Football Outsiders' Mike Tanier wrote an excellent article on drafting vs. player development (scroll down past the mock draft satirizing to get to the real meat of the post). He echoes my thoughts on the topic by pointing out that there are many post-draft variables that sculpt a player's future career success.
If that's true for 22 year old men with college degrees, then it is pretty likely to be even more true for 18 year old high school kids aspiring to play pro hockey.
And while we are comparing football to hockey, I thought of an interesting comparison: Brett Favre and Martin Brodeur. If career wins and shutouts trump all in the greatest of all-time debate, then doesn't holding the career wins and passing yards records make Brett Favre the greatest QB of all time?
Favre and Brodeur have more in common than holding their respective sports' career wins record. Both are distinguised first and foremost by durability, and have reputations for consistency.

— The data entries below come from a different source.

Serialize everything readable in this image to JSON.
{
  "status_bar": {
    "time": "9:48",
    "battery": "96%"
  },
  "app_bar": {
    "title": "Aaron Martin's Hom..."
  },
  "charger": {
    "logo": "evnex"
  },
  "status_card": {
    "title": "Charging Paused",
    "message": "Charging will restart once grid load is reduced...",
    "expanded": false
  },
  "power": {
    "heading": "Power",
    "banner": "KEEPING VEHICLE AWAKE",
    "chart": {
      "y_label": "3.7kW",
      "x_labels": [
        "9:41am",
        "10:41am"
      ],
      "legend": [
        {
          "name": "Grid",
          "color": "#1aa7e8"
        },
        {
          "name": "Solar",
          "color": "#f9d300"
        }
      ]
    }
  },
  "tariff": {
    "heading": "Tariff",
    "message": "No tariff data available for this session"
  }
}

Neither has had any individual seasons that rank among the few greatest seasons ever - according to Aaron Schatz of Football Outsiders, Favre doesn't have a single season in the top 50 QB seasons ever, and he has just one in the top 80. Brodeur also has only a couple of seasons that rank among the best in save percentage compared to league average.

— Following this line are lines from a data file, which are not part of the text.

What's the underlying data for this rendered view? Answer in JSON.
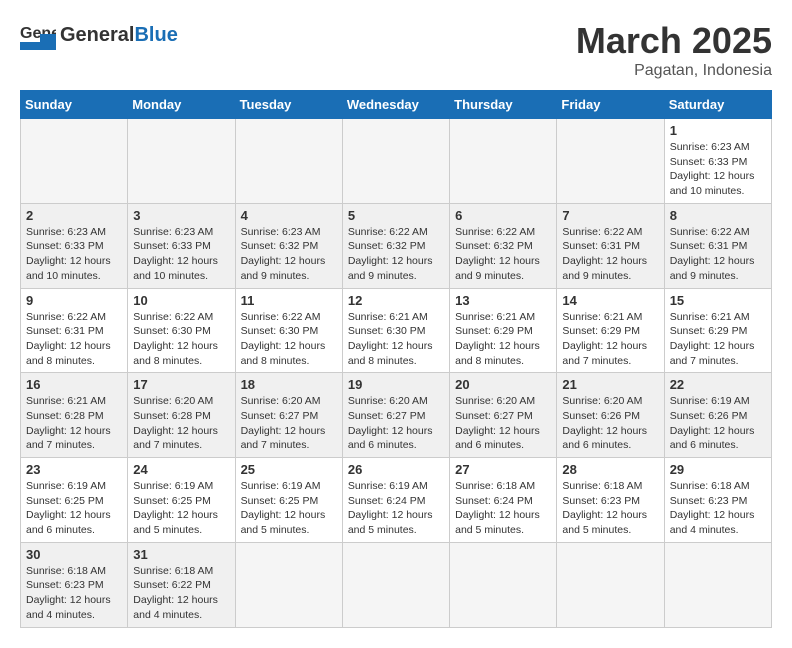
{
  "header": {
    "logo_general": "General",
    "logo_blue": "Blue",
    "month_title": "March 2025",
    "subtitle": "Pagatan, Indonesia"
  },
  "weekdays": [
    "Sunday",
    "Monday",
    "Tuesday",
    "Wednesday",
    "Thursday",
    "Friday",
    "Saturday"
  ],
  "weeks": [
    [
      {
        "day": "",
        "info": ""
      },
      {
        "day": "",
        "info": ""
      },
      {
        "day": "",
        "info": ""
      },
      {
        "day": "",
        "info": ""
      },
      {
        "day": "",
        "info": ""
      },
      {
        "day": "",
        "info": ""
      },
      {
        "day": "1",
        "info": "Sunrise: 6:23 AM\nSunset: 6:33 PM\nDaylight: 12 hours and 10 minutes."
      }
    ],
    [
      {
        "day": "2",
        "info": "Sunrise: 6:23 AM\nSunset: 6:33 PM\nDaylight: 12 hours and 10 minutes."
      },
      {
        "day": "3",
        "info": "Sunrise: 6:23 AM\nSunset: 6:33 PM\nDaylight: 12 hours and 10 minutes."
      },
      {
        "day": "4",
        "info": "Sunrise: 6:23 AM\nSunset: 6:32 PM\nDaylight: 12 hours and 9 minutes."
      },
      {
        "day": "5",
        "info": "Sunrise: 6:22 AM\nSunset: 6:32 PM\nDaylight: 12 hours and 9 minutes."
      },
      {
        "day": "6",
        "info": "Sunrise: 6:22 AM\nSunset: 6:32 PM\nDaylight: 12 hours and 9 minutes."
      },
      {
        "day": "7",
        "info": "Sunrise: 6:22 AM\nSunset: 6:31 PM\nDaylight: 12 hours and 9 minutes."
      },
      {
        "day": "8",
        "info": "Sunrise: 6:22 AM\nSunset: 6:31 PM\nDaylight: 12 hours and 9 minutes."
      }
    ],
    [
      {
        "day": "9",
        "info": "Sunrise: 6:22 AM\nSunset: 6:31 PM\nDaylight: 12 hours and 8 minutes."
      },
      {
        "day": "10",
        "info": "Sunrise: 6:22 AM\nSunset: 6:30 PM\nDaylight: 12 hours and 8 minutes."
      },
      {
        "day": "11",
        "info": "Sunrise: 6:22 AM\nSunset: 6:30 PM\nDaylight: 12 hours and 8 minutes."
      },
      {
        "day": "12",
        "info": "Sunrise: 6:21 AM\nSunset: 6:30 PM\nDaylight: 12 hours and 8 minutes."
      },
      {
        "day": "13",
        "info": "Sunrise: 6:21 AM\nSunset: 6:29 PM\nDaylight: 12 hours and 8 minutes."
      },
      {
        "day": "14",
        "info": "Sunrise: 6:21 AM\nSunset: 6:29 PM\nDaylight: 12 hours and 7 minutes."
      },
      {
        "day": "15",
        "info": "Sunrise: 6:21 AM\nSunset: 6:29 PM\nDaylight: 12 hours and 7 minutes."
      }
    ],
    [
      {
        "day": "16",
        "info": "Sunrise: 6:21 AM\nSunset: 6:28 PM\nDaylight: 12 hours and 7 minutes."
      },
      {
        "day": "17",
        "info": "Sunrise: 6:20 AM\nSunset: 6:28 PM\nDaylight: 12 hours and 7 minutes."
      },
      {
        "day": "18",
        "info": "Sunrise: 6:20 AM\nSunset: 6:27 PM\nDaylight: 12 hours and 7 minutes."
      },
      {
        "day": "19",
        "info": "Sunrise: 6:20 AM\nSunset: 6:27 PM\nDaylight: 12 hours and 6 minutes."
      },
      {
        "day": "20",
        "info": "Sunrise: 6:20 AM\nSunset: 6:27 PM\nDaylight: 12 hours and 6 minutes."
      },
      {
        "day": "21",
        "info": "Sunrise: 6:20 AM\nSunset: 6:26 PM\nDaylight: 12 hours and 6 minutes."
      },
      {
        "day": "22",
        "info": "Sunrise: 6:19 AM\nSunset: 6:26 PM\nDaylight: 12 hours and 6 minutes."
      }
    ],
    [
      {
        "day": "23",
        "info": "Sunrise: 6:19 AM\nSunset: 6:25 PM\nDaylight: 12 hours and 6 minutes."
      },
      {
        "day": "24",
        "info": "Sunrise: 6:19 AM\nSunset: 6:25 PM\nDaylight: 12 hours and 5 minutes."
      },
      {
        "day": "25",
        "info": "Sunrise: 6:19 AM\nSunset: 6:25 PM\nDaylight: 12 hours and 5 minutes."
      },
      {
        "day": "26",
        "info": "Sunrise: 6:19 AM\nSunset: 6:24 PM\nDaylight: 12 hours and 5 minutes."
      },
      {
        "day": "27",
        "info": "Sunrise: 6:18 AM\nSunset: 6:24 PM\nDaylight: 12 hours and 5 minutes."
      },
      {
        "day": "28",
        "info": "Sunrise: 6:18 AM\nSunset: 6:23 PM\nDaylight: 12 hours and 5 minutes."
      },
      {
        "day": "29",
        "info": "Sunrise: 6:18 AM\nSunset: 6:23 PM\nDaylight: 12 hours and 4 minutes."
      }
    ],
    [
      {
        "day": "30",
        "info": "Sunrise: 6:18 AM\nSunset: 6:23 PM\nDaylight: 12 hours and 4 minutes."
      },
      {
        "day": "31",
        "info": "Sunrise: 6:18 AM\nSunset: 6:22 PM\nDaylight: 12 hours and 4 minutes."
      },
      {
        "day": "",
        "info": ""
      },
      {
        "day": "",
        "info": ""
      },
      {
        "day": "",
        "info": ""
      },
      {
        "day": "",
        "info": ""
      },
      {
        "day": "",
        "info": ""
      }
    ]
  ]
}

Despite this both of them have won some major awards, with 3 MVPs for Favre and 4 Vezinas for Brodeur. They also have experienced team success, with 3 Stanley Cup rings and 1 Super Bowl ring between them.
As the groundswell of support for Brodeur as a best-ever candidate continues to grow, it might be wise to keep in mind how Brett Favre is ranked. A collaborative ESPN effort to rank the all-time top 10 QBs from a year ago ranked Favre 8th, and even after his retirement there is still debate about whether Favre is a top-5 guy.

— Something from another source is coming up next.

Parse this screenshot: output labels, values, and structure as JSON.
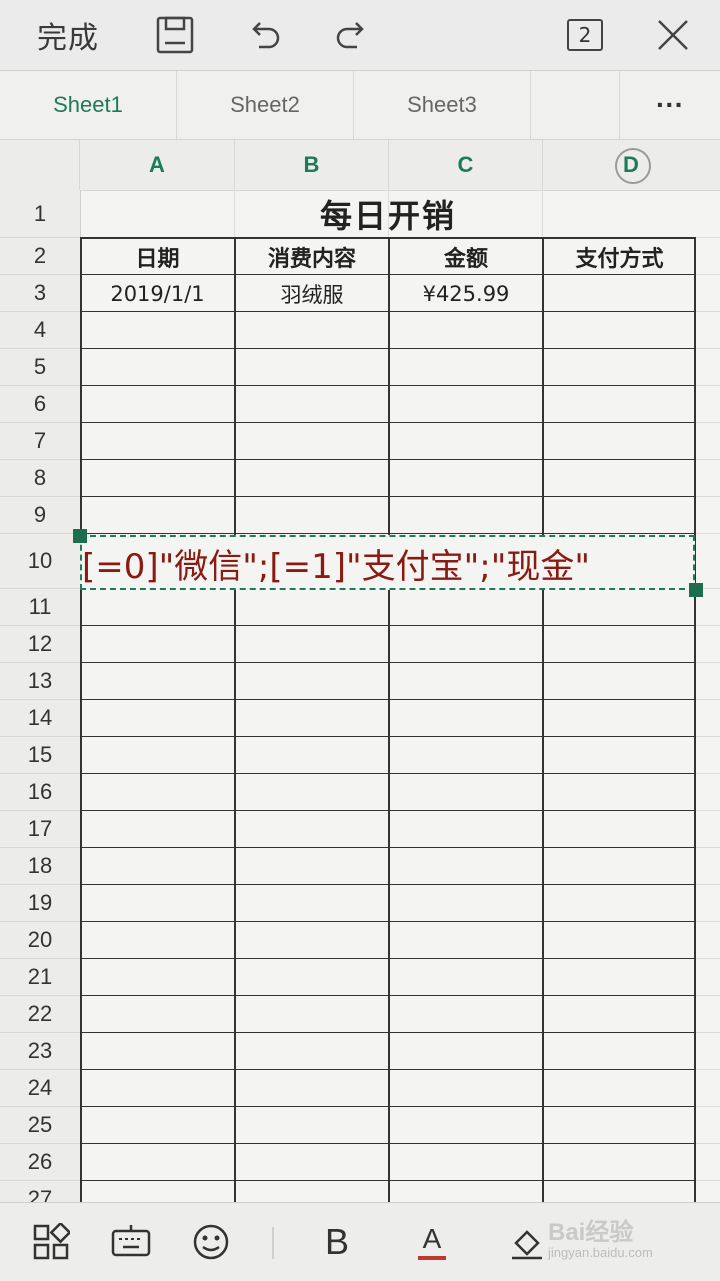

It should be said that your individual evaluative criteria come into play when evaluating athletes who were distinguished more by durability and longevity than by peak play, like Brodeur and Favre were. However, it's just something to think about before automatically declaring the goalie with the most wins and shutouts to be the greatest ever.